David Carrillo-Rangel, is a PhD Fellow at the unversity of Bergen. His dissertation is titled 'Performing Visions: Queer Visionary Discourses, Materiality and Authority in Birgitta of Sweden’s Revelations in the 14th and 15th Centuries', in which he applies queer theory to manuscript studies. He has published various articles on Medieval Spirituality, Comparative Literature and circulation of manuscripts as circulation of knowledge.  He has co-edited the volumes Sensual and Sensory Experiences in the Middle Ages (Cambridge Scholar Publishing: 2017) and Touching, Devotional Practices and Visionary Experiences in the Late Middle Ages (London: Palgrave Macmillan forthcoming), to which he has also contributed with the essay “Inside the Frame: The Making of Queer Visionary Discourses”.  His research interests range from Medieval Latin, Cultural Analysis, Manuscript Studies to Queer Studies. He has a special interest in research dissemination and has been involved in different activities to engage both with contemporary culture and a broader audience.




Kristian Reinfjord is an archaeologist and PhD candidate in art history at the Department of Linguistic, Literary and Aesthetic Studies where he is researching Norwegian medieval architecture. His work examines the organization of stone technology and the political use of architecture among ecclesiastical elites in Eastern Norway. Reinfjord is currently on sabbatical leave from his position as section leader and curator at the Anno museum in the department of Domkirkeodden in Hamar to undertake his research. His interests are building archeology, architectural history and building customs.

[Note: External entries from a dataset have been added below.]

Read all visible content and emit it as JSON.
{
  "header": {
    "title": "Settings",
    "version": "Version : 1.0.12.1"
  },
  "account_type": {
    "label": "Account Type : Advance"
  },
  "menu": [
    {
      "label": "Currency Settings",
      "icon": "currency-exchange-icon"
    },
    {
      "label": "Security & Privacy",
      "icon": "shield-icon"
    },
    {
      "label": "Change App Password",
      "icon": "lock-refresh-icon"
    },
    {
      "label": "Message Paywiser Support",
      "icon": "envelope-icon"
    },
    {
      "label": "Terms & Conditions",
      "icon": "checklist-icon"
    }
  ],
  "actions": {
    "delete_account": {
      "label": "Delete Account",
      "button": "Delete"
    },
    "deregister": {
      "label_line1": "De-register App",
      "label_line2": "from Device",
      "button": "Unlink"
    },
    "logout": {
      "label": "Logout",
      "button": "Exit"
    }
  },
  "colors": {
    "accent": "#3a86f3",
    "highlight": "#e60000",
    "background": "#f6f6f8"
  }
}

Rebeca Franco Valle is a PhD Candidate in Viking Age Archaeology and Art History at the Department of Archaeology, History, Cultural Studies and Religion, at The University of Bergen. Her PhD project investigates the technological and cultural developments which produced the stylistic shifts creating what we know today as Mammen and Ringerike styles during the Late Viking Age.


Maria Luiza Pietraszek (MA, Art History) is a research assistant for Art History at The Univeristy of Bergen.